Princeton University’s Seeley G. Mudd Manuscript Library has completed a one-year project to process the papers of George Kennan and James Forrestal, two Princeton alumni who were important figures in shaping U.S. policy at the inception of the Cold War.
George F. Kennan, U.S. Ambassador to Yugoslavia, is greeted by Marshal Josip Broz Tito. U.S. Ambassador to the United Nations, Adlai Stevenson, looks on. Circa 1962-1963. Source: George F. Kennan Papers, Box 184, Folder 14.
Kennan, a diplomat and historian, is best known for writing the “Long Telegram” and the subsequent “X” article in Foreign Affairs in which he advocated for a new course in U.S.-Soviet relations that became known as “containment.” Kennan, a 1925 Princeton graduate, was involved in diplomatic relations with the Soviet Union throughout most of his distinguished career in the U.S. Foreign Service.
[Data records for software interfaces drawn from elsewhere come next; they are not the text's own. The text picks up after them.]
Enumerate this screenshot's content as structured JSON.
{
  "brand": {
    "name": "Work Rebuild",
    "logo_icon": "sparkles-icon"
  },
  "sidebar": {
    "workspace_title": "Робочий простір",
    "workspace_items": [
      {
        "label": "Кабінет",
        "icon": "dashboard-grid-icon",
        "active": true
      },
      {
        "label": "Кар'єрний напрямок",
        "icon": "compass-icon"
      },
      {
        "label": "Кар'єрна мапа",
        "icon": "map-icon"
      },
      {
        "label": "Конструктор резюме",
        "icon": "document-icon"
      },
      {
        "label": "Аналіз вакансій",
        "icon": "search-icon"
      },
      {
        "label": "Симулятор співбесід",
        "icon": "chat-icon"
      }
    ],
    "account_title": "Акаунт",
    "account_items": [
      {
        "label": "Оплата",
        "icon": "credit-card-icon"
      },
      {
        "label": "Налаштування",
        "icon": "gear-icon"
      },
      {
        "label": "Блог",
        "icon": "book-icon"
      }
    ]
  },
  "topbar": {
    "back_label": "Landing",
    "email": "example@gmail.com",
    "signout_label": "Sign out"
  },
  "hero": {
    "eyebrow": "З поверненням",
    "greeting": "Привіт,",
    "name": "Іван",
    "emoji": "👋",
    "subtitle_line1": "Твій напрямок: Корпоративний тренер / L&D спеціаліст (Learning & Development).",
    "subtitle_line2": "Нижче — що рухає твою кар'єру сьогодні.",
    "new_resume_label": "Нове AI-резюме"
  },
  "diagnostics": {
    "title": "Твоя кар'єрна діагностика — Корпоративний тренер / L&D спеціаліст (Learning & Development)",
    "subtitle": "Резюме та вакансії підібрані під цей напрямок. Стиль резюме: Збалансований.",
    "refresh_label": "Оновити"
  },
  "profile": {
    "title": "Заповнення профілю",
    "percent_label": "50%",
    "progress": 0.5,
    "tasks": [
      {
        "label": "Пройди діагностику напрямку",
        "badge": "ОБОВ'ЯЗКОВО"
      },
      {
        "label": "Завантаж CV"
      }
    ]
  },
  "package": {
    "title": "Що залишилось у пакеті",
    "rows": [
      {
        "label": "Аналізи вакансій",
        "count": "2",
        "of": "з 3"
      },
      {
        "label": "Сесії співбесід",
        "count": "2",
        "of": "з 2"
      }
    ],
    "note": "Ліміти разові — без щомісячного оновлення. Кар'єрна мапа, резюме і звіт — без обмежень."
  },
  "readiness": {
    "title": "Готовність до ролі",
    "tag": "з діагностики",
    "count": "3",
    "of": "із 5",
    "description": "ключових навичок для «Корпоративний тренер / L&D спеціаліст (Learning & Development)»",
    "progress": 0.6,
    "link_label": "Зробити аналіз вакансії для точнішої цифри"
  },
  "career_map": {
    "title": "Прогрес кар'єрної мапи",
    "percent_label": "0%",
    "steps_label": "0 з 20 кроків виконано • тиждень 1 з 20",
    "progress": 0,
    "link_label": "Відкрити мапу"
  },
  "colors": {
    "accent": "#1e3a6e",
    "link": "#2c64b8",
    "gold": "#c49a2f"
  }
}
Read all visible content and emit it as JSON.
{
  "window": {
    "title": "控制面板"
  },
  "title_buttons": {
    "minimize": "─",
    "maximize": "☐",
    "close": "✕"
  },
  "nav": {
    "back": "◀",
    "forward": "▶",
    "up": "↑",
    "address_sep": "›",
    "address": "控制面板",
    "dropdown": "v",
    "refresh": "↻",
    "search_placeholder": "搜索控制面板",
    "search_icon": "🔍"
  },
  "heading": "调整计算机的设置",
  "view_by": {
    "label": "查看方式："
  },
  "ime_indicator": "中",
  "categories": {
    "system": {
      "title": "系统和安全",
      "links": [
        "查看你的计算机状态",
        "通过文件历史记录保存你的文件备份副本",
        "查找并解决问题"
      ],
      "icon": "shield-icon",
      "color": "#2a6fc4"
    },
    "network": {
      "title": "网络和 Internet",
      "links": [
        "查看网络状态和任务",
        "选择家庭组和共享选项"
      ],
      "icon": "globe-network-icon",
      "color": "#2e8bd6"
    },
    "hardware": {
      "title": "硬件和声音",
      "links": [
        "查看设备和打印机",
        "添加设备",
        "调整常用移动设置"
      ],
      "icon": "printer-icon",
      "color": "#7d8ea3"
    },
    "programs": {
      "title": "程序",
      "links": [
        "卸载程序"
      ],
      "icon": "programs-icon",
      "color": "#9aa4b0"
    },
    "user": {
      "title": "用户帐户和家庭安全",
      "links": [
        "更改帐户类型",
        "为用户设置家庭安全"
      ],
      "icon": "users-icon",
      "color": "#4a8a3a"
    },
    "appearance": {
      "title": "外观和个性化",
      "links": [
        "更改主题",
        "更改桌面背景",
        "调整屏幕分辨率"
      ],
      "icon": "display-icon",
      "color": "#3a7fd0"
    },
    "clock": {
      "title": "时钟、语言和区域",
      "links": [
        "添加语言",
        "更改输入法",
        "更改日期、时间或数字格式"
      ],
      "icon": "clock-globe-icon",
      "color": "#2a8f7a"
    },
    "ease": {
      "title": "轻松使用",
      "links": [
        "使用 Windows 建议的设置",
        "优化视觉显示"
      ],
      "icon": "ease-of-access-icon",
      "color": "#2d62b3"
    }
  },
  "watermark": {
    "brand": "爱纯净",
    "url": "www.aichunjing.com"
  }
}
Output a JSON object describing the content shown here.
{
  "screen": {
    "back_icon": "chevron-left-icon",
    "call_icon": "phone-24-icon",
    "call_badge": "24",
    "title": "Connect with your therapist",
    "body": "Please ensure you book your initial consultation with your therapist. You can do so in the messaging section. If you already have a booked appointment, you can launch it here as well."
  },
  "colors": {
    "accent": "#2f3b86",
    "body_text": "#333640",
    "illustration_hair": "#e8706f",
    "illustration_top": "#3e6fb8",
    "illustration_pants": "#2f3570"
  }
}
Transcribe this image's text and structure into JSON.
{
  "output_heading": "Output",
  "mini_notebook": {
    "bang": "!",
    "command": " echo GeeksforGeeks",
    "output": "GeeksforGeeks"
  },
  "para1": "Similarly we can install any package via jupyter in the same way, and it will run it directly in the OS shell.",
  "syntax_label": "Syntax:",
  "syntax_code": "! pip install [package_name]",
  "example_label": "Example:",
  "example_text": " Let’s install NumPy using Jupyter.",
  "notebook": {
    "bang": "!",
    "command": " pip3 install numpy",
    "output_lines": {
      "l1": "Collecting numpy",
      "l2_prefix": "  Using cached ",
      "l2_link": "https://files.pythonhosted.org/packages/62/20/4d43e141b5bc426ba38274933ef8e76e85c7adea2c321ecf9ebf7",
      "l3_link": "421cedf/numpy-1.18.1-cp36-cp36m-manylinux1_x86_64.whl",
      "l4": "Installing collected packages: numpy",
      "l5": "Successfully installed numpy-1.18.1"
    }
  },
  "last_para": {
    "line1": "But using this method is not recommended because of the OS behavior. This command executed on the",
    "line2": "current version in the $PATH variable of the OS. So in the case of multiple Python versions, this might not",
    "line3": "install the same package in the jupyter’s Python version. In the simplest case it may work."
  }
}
As a historian at the Institute for Advanced Study, he studied modern Russian and European history and became an important critic of American foreign policy. His papers document his entire career.
The Seeley G. Mudd Manuscript Library is pleased to announce that the National Historical Publications and Records Commission (NHPRC) has awarded the library funding to process the George F. Kennan Papers and the James V. Forrestal Papers according to the best modern standards, making these important materials more accessible to researchers. This year the NHPRC awarded only four grants for detailed processing projects such as this one. Work on this project will commence in July, with completion set for June 30, 2009. Adriane Hanson, who last October completed processing of Mudd’s economics collections, will manage the project.
Both Kennan and Forrestal were important figures in shaping United States policy at the inception of the Cold War. Kennan, a diplomat and historian (pictured at left), is best known for his authoring of the “Long Telegram” and the subsequent “X” article in Foreign Affairs in which he advocated for a new course in U.S.-Soviet relations that became known as “containment.” Kennan was involved in diplomatic relations with the Soviet Union throughout most of his distinguished career in the U.S. Foreign Service and as a historian analyzed the Soviet Union’s history and politics. Forrestal was the first Secretary of Defense for the United States, overseeing the merger of the War Department with the Navy Department in 1947. Forrestal worked to re-structure America’s defenses to confront the threat he perceived from the Soviet Union and through these efforts promoted the career of George Kennan.
Researchers should note that only a small part of the George F. Kennan Papers are currently open. However, all of his papers will open on March 17, 2009. The James V. Forrestal Papers are open for research use now, though the collection’s disorder hinders efficient access. During the course of the project, researchers should inquire about either collection’s availability before traveling to the Mudd Library.